Please copy every line with the string "communications" from the entries below.

--- Dataset content Enclosed Below ---

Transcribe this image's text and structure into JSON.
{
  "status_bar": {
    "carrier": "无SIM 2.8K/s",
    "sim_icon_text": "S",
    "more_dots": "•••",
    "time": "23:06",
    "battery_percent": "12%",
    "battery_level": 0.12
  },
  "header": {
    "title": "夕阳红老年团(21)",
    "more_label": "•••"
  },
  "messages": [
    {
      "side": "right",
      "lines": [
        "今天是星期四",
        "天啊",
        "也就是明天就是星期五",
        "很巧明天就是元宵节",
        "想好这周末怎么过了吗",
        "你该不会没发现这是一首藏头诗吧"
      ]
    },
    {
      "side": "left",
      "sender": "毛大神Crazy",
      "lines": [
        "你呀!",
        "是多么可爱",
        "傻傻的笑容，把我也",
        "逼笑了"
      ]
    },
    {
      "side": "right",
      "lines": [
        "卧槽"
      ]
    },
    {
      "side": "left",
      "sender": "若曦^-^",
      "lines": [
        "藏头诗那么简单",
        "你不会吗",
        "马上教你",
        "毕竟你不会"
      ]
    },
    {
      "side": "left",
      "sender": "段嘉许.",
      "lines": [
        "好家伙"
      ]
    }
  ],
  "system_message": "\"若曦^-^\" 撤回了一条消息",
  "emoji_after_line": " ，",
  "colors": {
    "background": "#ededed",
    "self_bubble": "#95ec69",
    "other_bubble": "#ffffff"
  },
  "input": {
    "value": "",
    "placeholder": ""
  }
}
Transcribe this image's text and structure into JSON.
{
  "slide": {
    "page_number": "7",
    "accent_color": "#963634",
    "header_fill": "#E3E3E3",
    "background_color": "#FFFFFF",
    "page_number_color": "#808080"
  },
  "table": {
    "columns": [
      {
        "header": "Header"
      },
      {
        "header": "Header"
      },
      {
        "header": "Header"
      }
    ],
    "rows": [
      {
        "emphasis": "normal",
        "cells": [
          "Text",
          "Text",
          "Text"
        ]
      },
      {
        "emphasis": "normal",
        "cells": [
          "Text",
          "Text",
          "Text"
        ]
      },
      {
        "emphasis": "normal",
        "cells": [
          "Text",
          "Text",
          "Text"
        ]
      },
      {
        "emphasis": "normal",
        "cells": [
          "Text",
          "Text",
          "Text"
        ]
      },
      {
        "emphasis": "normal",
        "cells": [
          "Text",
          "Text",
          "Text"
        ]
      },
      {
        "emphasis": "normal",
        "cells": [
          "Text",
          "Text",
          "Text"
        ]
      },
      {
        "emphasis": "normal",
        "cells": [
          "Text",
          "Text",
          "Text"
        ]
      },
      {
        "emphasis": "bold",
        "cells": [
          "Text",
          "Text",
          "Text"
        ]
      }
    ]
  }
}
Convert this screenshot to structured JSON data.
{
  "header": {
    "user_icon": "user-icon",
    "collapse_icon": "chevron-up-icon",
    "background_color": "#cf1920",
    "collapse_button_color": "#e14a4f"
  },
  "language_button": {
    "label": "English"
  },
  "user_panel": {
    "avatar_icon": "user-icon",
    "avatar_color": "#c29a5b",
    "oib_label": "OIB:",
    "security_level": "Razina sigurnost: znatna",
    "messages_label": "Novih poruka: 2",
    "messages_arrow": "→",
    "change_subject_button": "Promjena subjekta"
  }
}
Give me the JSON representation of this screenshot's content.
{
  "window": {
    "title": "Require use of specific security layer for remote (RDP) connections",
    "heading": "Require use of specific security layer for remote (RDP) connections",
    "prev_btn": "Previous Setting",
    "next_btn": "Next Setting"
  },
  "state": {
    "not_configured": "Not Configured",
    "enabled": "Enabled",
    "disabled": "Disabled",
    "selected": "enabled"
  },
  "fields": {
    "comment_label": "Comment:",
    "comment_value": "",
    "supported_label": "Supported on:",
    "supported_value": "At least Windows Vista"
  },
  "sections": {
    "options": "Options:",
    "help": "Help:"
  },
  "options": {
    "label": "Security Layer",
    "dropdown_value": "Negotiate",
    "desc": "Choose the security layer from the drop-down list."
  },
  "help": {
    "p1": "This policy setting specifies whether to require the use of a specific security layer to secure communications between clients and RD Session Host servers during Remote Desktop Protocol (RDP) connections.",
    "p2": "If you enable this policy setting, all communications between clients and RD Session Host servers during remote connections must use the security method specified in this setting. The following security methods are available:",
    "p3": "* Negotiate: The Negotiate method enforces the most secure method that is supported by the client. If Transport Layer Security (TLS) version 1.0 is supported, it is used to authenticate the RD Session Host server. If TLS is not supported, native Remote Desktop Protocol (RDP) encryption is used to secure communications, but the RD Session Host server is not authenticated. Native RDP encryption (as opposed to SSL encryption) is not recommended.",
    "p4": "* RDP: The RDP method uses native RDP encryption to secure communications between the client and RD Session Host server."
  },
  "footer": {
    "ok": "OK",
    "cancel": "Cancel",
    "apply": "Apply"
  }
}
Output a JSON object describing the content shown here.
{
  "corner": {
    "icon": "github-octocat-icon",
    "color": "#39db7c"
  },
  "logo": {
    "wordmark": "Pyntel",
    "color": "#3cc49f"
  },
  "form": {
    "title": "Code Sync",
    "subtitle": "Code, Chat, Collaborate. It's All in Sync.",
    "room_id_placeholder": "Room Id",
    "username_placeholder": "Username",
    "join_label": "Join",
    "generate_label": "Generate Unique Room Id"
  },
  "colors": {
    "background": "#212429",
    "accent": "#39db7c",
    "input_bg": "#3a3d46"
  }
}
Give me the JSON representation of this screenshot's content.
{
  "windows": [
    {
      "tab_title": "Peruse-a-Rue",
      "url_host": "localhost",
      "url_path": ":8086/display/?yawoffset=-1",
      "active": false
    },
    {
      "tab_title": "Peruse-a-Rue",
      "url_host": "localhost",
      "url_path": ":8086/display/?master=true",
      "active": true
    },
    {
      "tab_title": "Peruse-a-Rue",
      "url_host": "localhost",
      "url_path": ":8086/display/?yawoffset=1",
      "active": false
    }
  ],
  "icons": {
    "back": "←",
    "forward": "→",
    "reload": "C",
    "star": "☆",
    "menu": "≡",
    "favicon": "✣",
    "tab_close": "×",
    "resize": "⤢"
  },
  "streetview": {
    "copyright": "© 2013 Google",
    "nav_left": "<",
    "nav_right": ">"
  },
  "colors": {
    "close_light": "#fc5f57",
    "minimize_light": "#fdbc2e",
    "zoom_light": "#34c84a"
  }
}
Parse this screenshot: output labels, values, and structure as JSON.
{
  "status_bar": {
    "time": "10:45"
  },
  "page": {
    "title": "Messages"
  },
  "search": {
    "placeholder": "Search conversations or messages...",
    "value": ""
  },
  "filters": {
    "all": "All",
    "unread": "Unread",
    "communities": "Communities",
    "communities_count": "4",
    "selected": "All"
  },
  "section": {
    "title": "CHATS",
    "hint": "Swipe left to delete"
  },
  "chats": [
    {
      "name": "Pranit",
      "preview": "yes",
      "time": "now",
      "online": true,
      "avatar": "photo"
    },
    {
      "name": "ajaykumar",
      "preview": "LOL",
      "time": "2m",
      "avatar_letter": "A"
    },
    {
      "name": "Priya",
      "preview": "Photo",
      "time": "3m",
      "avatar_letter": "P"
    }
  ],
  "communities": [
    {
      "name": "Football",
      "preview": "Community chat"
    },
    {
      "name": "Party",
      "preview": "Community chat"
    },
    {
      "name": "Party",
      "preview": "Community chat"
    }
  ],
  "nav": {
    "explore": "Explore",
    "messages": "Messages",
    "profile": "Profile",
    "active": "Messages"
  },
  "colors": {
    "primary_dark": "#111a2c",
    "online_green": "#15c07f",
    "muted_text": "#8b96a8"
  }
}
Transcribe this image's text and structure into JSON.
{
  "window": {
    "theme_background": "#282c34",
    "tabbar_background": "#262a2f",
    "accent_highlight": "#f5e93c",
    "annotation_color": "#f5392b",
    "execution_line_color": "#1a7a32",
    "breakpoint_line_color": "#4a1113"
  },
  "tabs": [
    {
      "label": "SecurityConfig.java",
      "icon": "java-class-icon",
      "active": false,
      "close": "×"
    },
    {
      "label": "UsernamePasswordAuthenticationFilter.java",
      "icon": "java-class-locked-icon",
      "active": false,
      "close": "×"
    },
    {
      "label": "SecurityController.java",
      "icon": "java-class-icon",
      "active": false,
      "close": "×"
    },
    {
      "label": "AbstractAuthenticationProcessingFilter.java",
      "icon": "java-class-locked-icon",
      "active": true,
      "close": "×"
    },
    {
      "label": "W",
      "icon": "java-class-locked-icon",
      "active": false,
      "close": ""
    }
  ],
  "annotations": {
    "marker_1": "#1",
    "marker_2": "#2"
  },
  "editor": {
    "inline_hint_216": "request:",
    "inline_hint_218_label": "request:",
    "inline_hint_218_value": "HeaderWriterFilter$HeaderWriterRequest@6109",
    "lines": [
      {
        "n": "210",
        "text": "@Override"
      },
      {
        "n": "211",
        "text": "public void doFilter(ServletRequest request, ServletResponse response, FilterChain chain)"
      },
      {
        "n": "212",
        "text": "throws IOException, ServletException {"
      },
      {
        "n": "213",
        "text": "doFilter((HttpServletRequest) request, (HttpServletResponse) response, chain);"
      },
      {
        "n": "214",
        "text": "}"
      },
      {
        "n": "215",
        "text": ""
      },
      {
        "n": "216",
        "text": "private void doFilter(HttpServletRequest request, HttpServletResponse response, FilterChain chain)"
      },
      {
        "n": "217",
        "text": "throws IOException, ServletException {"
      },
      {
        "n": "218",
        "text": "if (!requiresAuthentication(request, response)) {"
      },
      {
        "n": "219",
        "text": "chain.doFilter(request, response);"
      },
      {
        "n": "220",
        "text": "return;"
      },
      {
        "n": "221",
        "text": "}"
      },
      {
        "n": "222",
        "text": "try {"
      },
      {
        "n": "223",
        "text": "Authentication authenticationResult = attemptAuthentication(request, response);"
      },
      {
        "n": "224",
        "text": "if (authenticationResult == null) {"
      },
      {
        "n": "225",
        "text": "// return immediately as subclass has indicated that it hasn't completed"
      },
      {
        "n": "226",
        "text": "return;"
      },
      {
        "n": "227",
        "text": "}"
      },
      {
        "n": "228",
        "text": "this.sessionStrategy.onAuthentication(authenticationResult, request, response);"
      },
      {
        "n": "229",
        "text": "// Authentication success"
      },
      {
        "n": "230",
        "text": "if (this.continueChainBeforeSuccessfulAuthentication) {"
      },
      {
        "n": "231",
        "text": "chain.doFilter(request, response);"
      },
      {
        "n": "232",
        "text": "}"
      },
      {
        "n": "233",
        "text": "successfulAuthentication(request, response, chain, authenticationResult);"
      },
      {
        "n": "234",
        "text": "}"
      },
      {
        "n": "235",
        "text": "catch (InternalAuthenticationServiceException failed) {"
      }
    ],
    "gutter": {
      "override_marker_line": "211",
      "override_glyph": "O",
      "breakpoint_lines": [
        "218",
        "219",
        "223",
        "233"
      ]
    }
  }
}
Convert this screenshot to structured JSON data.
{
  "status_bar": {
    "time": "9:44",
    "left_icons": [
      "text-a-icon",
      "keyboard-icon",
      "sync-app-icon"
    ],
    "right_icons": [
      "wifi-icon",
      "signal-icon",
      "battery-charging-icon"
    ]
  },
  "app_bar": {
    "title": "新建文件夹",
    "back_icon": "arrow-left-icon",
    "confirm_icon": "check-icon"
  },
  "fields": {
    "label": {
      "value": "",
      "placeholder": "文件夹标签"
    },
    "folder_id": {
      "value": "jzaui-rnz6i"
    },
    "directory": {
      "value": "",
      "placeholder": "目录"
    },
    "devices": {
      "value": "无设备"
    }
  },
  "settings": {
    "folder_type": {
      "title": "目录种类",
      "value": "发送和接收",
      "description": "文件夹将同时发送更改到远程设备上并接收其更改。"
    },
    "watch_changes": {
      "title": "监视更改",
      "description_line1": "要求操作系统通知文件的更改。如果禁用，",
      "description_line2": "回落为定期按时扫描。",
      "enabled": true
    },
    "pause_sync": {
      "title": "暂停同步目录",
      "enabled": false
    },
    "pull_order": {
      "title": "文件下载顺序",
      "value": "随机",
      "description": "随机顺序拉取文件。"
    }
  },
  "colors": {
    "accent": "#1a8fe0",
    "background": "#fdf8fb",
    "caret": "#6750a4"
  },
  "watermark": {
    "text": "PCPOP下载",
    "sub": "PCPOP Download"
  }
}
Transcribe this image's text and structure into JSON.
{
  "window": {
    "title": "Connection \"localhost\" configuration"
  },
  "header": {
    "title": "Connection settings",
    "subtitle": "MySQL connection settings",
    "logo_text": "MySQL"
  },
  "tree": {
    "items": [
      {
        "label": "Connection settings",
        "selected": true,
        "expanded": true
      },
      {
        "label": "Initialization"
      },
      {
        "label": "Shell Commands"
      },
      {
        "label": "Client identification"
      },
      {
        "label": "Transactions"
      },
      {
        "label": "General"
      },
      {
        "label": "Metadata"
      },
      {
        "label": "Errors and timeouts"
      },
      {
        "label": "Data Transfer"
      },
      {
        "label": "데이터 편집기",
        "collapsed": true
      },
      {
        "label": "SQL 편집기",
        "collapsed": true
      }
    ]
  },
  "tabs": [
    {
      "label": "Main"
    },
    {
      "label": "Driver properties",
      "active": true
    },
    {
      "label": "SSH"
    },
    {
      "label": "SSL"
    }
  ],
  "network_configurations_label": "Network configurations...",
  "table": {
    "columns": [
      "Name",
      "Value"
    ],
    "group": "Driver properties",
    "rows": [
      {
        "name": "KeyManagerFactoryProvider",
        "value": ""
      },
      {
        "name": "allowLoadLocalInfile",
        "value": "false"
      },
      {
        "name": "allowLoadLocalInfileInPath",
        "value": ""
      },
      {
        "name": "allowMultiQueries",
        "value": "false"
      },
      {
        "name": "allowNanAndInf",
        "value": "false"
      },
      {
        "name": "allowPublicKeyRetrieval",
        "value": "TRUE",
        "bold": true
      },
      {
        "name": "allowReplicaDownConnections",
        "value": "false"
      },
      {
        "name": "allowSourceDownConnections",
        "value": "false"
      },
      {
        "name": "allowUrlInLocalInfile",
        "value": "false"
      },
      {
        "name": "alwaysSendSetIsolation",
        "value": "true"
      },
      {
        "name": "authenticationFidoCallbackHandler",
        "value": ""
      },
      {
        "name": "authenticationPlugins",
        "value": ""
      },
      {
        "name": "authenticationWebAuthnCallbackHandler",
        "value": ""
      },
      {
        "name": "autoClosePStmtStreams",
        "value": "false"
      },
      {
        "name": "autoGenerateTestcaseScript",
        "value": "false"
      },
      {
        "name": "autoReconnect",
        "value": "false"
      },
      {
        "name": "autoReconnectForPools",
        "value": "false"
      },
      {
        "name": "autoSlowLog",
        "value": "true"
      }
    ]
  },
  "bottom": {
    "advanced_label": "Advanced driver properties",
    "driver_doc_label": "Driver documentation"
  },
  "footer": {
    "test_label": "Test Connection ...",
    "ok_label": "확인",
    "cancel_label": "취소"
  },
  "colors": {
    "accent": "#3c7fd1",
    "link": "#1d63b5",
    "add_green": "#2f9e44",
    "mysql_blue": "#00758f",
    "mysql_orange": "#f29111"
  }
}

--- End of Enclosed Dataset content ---

Solution for this task:
    "p1": "This policy setting specifies whether to require the use of a specific security layer to secure communications between clients and RD Session Host servers during Remote Desktop Protocol (RDP) connections.",
    "p2": "If you enable this policy setting, all communications between clients and RD Session Host servers during remote connections must use the security method specified in this setting. The following security methods are available:",
    "p3": "* Negotiate: The Negotiate method enforces the most secure method that is supported by the client. If Transport Layer Security (TLS) version 1.0 is supported, it is used to authenticate the RD Session Host server. If TLS is not supported, native Remote Desktop Protocol (RDP) encryption is used to secure communications, but the RD Session Host server is not authenticated. Native RDP encryption (as opposed to SSL encryption) is not recommended.",
    "p4": "* RDP: The RDP method uses native RDP encryption to secure communications between the client and RD Session Host server."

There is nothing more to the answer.